For Mhkeeba Pate, no Super Bowl will ever beat the 2014 game. His hometown team, the Seattle Seahawks, battled from underdog status to dominate the Denver Broncos, knocking them out 43-8. And Pat had the best seat in the house – he was on the field the whole time. Pat, who was a Seattle “Sea Gal” cheerleader for five seasons from 2011-2017, remembers watching Gayle King take her seat near the sideline and dance for and with the fans.

“It was just amazing. To get to dance in the end zone. It’s the ultimate experience. It’s also our Super Bowl,” Pat said.

But 2014 also marked a low point in the world of cheerleading, the beginning of a revelation that the industry is still working on today. Less than two weeks before Pette performed at the Super Bowl, former Oakland Raiders cheerleader Lacey Thibodeaux-Fields filed the first class-action lawsuit against the NFL over compensation for cheerleaders alleging wage theft and gender discrimination. He alleged that he was paid for the hours he was performing – not his work as an ambassador for the riders at the thrice-weekly rehearsals or events. At the end of the 2013–2014 season, he was paid a lump sum of $1,250. For comparison, an NFL mascot can earn up to $65,000 a year.

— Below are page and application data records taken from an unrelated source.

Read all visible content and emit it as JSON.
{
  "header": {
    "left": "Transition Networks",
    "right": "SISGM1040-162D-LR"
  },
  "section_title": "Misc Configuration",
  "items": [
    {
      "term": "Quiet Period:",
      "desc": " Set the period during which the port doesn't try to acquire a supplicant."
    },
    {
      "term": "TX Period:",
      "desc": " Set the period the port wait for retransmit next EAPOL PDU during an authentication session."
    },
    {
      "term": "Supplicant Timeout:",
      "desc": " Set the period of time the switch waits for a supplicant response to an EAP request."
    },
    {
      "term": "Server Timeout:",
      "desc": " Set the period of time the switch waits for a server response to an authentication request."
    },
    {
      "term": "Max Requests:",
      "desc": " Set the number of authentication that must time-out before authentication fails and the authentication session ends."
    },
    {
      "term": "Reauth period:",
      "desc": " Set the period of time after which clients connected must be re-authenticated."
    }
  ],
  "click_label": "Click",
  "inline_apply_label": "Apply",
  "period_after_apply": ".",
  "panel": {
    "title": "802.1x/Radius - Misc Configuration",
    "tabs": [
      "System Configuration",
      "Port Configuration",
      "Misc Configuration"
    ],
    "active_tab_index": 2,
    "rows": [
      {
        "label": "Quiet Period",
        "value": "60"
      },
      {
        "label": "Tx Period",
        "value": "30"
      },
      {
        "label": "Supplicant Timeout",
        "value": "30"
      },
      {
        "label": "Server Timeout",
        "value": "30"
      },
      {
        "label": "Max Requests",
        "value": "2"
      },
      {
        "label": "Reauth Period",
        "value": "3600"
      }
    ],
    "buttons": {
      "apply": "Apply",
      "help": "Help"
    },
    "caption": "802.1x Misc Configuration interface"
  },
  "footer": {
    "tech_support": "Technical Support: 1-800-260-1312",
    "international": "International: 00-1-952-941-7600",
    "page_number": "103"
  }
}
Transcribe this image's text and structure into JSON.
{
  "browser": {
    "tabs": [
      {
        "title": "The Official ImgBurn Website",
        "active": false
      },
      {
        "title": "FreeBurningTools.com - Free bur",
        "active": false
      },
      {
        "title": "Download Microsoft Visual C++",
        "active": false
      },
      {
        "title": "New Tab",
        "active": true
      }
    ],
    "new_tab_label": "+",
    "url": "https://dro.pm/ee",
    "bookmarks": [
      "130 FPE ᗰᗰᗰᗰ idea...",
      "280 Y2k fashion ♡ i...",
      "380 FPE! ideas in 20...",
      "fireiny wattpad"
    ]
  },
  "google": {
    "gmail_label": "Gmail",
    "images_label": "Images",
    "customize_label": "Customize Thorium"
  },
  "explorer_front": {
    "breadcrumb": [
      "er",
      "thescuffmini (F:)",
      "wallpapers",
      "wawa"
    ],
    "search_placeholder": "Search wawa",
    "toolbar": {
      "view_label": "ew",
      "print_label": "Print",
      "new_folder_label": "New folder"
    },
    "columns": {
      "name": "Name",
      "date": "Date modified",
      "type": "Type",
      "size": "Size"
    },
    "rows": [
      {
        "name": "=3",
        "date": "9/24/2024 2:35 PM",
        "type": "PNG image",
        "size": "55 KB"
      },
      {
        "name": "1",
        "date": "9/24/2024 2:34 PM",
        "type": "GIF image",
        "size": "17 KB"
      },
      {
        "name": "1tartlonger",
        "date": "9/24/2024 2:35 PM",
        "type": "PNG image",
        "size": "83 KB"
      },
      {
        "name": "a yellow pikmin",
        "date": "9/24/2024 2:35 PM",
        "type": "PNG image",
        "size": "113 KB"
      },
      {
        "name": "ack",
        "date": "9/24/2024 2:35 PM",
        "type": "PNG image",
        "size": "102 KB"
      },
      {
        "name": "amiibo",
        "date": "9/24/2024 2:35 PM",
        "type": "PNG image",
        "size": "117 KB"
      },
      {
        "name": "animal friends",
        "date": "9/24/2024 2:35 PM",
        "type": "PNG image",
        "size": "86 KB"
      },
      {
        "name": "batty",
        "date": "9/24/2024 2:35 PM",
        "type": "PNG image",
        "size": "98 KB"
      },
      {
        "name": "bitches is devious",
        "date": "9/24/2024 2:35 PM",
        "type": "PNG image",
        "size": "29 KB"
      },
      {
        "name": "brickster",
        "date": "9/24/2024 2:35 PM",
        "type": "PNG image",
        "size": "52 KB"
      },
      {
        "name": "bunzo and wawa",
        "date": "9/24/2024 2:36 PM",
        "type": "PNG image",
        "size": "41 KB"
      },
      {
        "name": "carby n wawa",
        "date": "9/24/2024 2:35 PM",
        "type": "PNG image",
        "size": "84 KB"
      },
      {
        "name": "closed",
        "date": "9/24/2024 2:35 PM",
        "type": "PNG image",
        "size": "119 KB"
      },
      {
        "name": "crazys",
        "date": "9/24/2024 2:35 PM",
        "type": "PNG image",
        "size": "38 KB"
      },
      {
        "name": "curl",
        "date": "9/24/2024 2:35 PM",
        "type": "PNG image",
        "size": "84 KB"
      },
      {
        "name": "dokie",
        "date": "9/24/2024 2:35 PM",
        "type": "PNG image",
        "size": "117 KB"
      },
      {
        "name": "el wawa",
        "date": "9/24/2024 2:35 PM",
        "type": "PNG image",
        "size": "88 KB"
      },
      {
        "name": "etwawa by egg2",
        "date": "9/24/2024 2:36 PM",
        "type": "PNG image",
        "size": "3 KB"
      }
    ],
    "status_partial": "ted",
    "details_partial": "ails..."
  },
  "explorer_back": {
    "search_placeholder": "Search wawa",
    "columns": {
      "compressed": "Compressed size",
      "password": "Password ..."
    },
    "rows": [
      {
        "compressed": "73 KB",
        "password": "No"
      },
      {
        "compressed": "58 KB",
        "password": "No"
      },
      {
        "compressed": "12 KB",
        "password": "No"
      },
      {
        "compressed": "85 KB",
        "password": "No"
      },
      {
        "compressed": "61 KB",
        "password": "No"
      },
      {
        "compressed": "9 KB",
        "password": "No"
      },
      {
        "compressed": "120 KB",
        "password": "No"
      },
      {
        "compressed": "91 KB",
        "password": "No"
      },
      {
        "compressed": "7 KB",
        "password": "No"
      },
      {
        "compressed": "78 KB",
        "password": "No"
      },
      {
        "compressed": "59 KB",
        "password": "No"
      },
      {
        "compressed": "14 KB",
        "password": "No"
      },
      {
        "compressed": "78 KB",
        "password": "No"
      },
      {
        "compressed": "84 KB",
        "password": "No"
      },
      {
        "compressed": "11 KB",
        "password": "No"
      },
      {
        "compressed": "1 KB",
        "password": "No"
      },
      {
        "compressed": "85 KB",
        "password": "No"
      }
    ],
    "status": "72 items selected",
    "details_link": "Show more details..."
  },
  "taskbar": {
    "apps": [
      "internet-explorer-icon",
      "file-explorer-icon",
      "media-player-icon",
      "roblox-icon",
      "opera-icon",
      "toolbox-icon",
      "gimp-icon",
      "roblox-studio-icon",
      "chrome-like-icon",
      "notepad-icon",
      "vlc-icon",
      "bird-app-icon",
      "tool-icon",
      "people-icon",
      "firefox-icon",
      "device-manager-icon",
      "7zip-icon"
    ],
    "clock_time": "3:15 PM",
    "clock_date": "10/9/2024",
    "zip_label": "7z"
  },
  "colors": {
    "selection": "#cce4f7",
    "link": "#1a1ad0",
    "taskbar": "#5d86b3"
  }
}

There are other attractions that work now pays off. Especially noisy jobs pay a lot of cash. Glass Ol’ Adam pointed this out 243 years ago. Perhaps it should have sunk in by now? The total compensation for different jobs is almost and equal. It is excitement, satisfaction, interest, part of compensation in cash that varies.